AIM OF THE EXERCISE
Wherever the string "الطلب" appears in a line of the listing below, report that line.

STORED DATA
---*---
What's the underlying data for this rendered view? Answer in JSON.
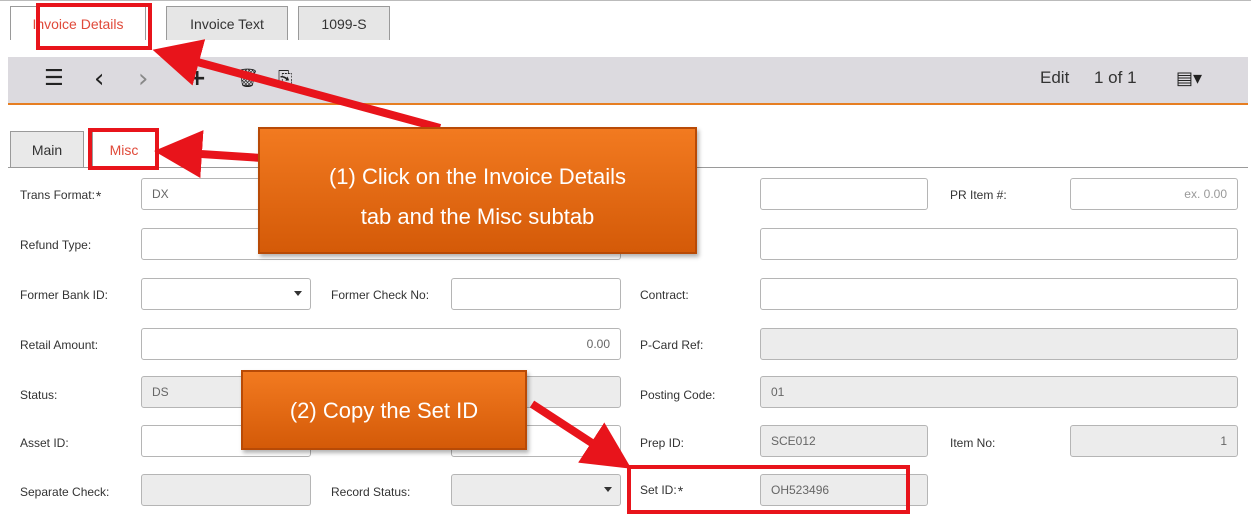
{
  "tabs": [
    "Invoice Details",
    "Invoice Text",
    "1099-S"
  ],
  "toolbar": {
    "list_icon": "list-icon",
    "prev_icon": "chevron-left-icon",
    "next_icon": "chevron-right-icon",
    "add_icon": "plus-icon",
    "delete_icon": "trash-icon",
    "copy_icon": "copy-icon",
    "mode": "Edit",
    "record_position": "1 of 1",
    "view_icon": "view-menu-icon"
  },
  "subtabs": [
    "Main",
    "Misc"
  ],
  "form": {
    "trans_format_label": "Trans Format:",
    "trans_format_value": "DX",
    "pr_item_label": "PR Item #:",
    "pr_item_placeholder": "ex. 0.00",
    "refund_type_label": "Refund Type:",
    "former_bank_label": "Former Bank ID:",
    "former_check_label": "Former Check No:",
    "contract_label": "Contract:",
    "retail_amount_label": "Retail Amount:",
    "retail_amount_value": "0.00",
    "pcard_label": "P-Card Ref:",
    "status_label": "Status:",
    "status_value": "DS",
    "posting_code_label": "Posting Code:",
    "posting_code_value": "01",
    "asset_id_label": "Asset ID:",
    "prep_id_label": "Prep ID:",
    "prep_id_value": "SCE012",
    "item_no_label": "Item No:",
    "item_no_value": "1",
    "separate_check_label": "Separate Check:",
    "record_status_label": "Record Status:",
    "set_id_label": "Set ID:",
    "set_id_value": "OH523496",
    "required_mark": "*"
  },
  "callouts": {
    "step1_line1": "(1)  Click on the Invoice Details",
    "step1_line2": "tab and the Misc subtab",
    "step2": "(2)  Copy the Set ID"
  },
  "colors": {
    "accent": "#e67e22",
    "active_tab_text": "#e04a3a",
    "highlight_red": "#e8141b",
    "callout_orange": "#e86a14"
  }
}
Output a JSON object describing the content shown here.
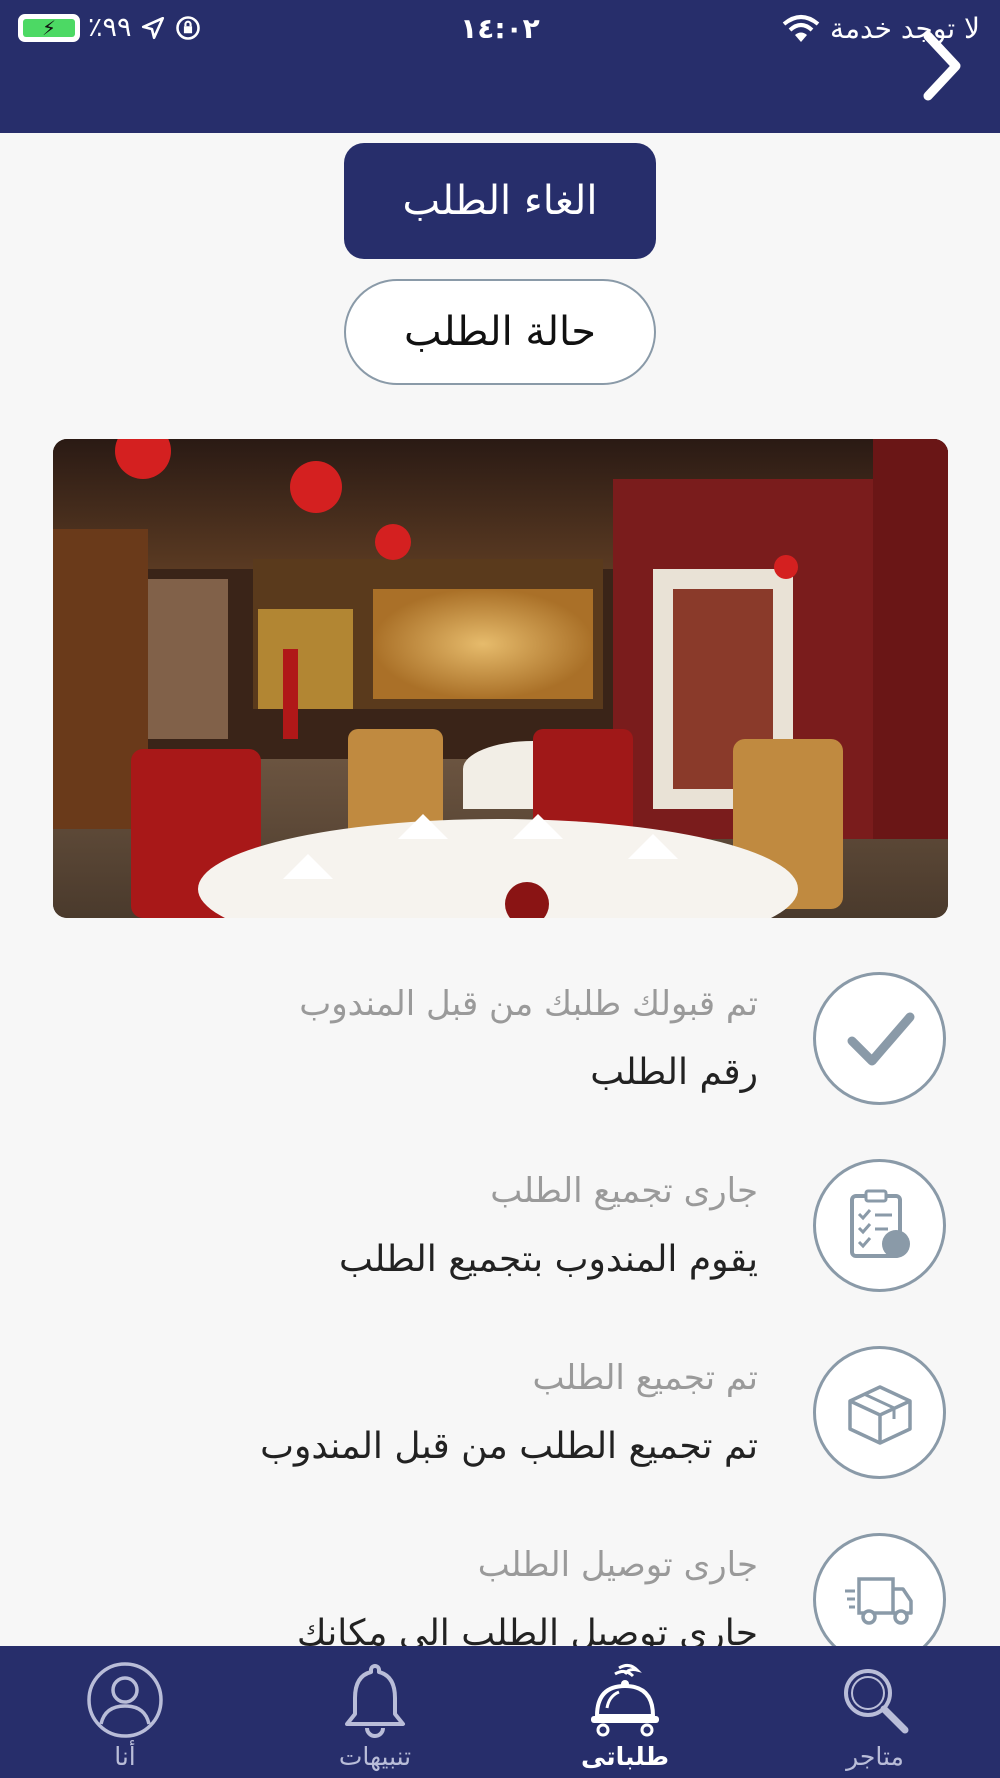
{
  "status_bar": {
    "carrier": "لا توجد خدمة",
    "time": "١٤:٠٢",
    "battery": "٪٩٩"
  },
  "actions": {
    "cancel_label": "الغاء الطلب",
    "status_label": "حالة الطلب"
  },
  "steps": [
    {
      "title": "تم قبولك طلبك من قبل المندوب",
      "desc": "رقم الطلب",
      "icon": "check-icon"
    },
    {
      "title": "جارى تجميع الطلب",
      "desc": "يقوم المندوب بتجميع الطلب",
      "icon": "checklist-icon"
    },
    {
      "title": "تم تجميع الطلب",
      "desc": "تم تجميع الطلب من قبل المندوب",
      "icon": "box-icon"
    },
    {
      "title": "جارى توصيل الطلب",
      "desc": "جارى توصيل الطلب الى مكانك",
      "icon": "truck-icon"
    }
  ],
  "tabs": [
    {
      "label": "متاجر",
      "icon": "search-icon",
      "active": false
    },
    {
      "label": "طلباتى",
      "icon": "food-cloche-icon",
      "active": true
    },
    {
      "label": "تنبيهات",
      "icon": "bell-icon",
      "active": false
    },
    {
      "label": "أنا",
      "icon": "profile-icon",
      "active": false
    }
  ],
  "colors": {
    "primary": "#272e6b",
    "background": "#f7f7f7",
    "icon_stroke": "#8a9aa8"
  }
}
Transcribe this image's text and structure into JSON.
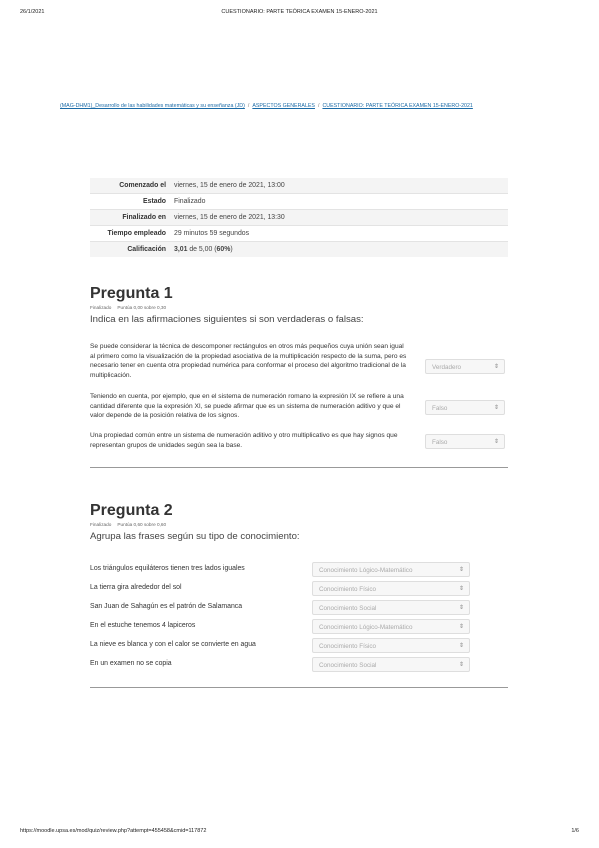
{
  "print_header": {
    "date": "26/1/2021",
    "title": "CUESTIONARIO: PARTE TEÓRICA EXAMEN 15-ENERO-2021"
  },
  "breadcrumb": [
    "(MAG-DHM1)_Desarrollo de las habilidades matemáticas y su enseñanza (JD)",
    "ASPECTOS GENERALES",
    "CUESTIONARIO: PARTE TEÓRICA EXAMEN 15-ENERO-2021"
  ],
  "summary": [
    {
      "key": "Comenzado el",
      "value": "viernes, 15 de enero de 2021, 13:00"
    },
    {
      "key": "Estado",
      "value": "Finalizado"
    },
    {
      "key": "Finalizado en",
      "value": "viernes, 15 de enero de 2021, 13:30"
    },
    {
      "key": "Tiempo empleado",
      "value": "29 minutos 59 segundos"
    },
    {
      "key": "Calificación",
      "value_bold": "3,01",
      "value_mid": " de 5,00 (",
      "value_pct": "60%",
      "value_end": ")"
    }
  ],
  "q1": {
    "title": "Pregunta 1",
    "status": "Finalizado",
    "score": "Puntúa 0,00 sobre 0,30",
    "prompt": "Indica en las afirmaciones siguientes si son verdaderas o falsas:",
    "items": [
      {
        "text": "Se puede considerar la técnica de descomponer rectángulos en otros más pequeños cuya unión sean igual al primero como la visualización de la propiedad asociativa de la multiplicación respecto de la suma, pero es necesario tener en cuenta otra propiedad numérica para conformar el proceso del algoritmo tradicional de la multiplicación.",
        "answer": "Verdadero"
      },
      {
        "text": "Teniendo en cuenta, por ejemplo, que en el sistema de numeración romano la expresión IX se refiere a una cantidad diferente que la expresión XI, se puede afirmar que es un sistema de numeración aditivo y que el valor depende de la posición relativa de los signos.",
        "answer": "Falso"
      },
      {
        "text": "Una propiedad común entre un sistema de numeración aditivo y otro multiplicativo es que hay signos que representan grupos de unidades según sea la base.",
        "answer": "Falso"
      }
    ]
  },
  "q2": {
    "title": "Pregunta 2",
    "status": "Finalizado",
    "score": "Puntúa 0,60 sobre 0,60",
    "prompt": "Agrupa las frases según su tipo de conocimiento:",
    "items": [
      {
        "text": "Los triángulos equiláteros tienen tres lados iguales",
        "answer": "Conocimiento Lógico-Matemático"
      },
      {
        "text": "La tierra gira alrededor del sol",
        "answer": "Conocimiento Físico"
      },
      {
        "text": "San Juan de Sahagún es el patrón de Salamanca",
        "answer": "Conocimiento Social"
      },
      {
        "text": "En el estuche tenemos 4 lapiceros",
        "answer": "Conocimiento Lógico-Matemático"
      },
      {
        "text": "La nieve es blanca y con el calor se convierte en agua",
        "answer": "Conocimiento Físico"
      },
      {
        "text": "En un examen no se copia",
        "answer": "Conocimiento Social"
      }
    ]
  },
  "select_chevron": "⇕",
  "print_footer": {
    "url": "https://moodle.upsa.es/mod/quiz/review.php?attempt=455458&cmid=117872",
    "page": "1/6"
  }
}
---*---
OUTPUT OF THE TASK
    "cancel_label": "الغاء الطلب",
    "status_label": "حالة الطلب"
      "desc": "رقم الطلب",
      "title": "جارى تجميع الطلب",
      "desc": "يقوم المندوب بتجميع الطلب",
      "title": "تم تجميع الطلب",
      "desc": "تم تجميع الطلب من قبل المندوب",
      "title": "جارى توصيل الطلب",
      "desc": "جارى توصيل الطلب الى مكانك",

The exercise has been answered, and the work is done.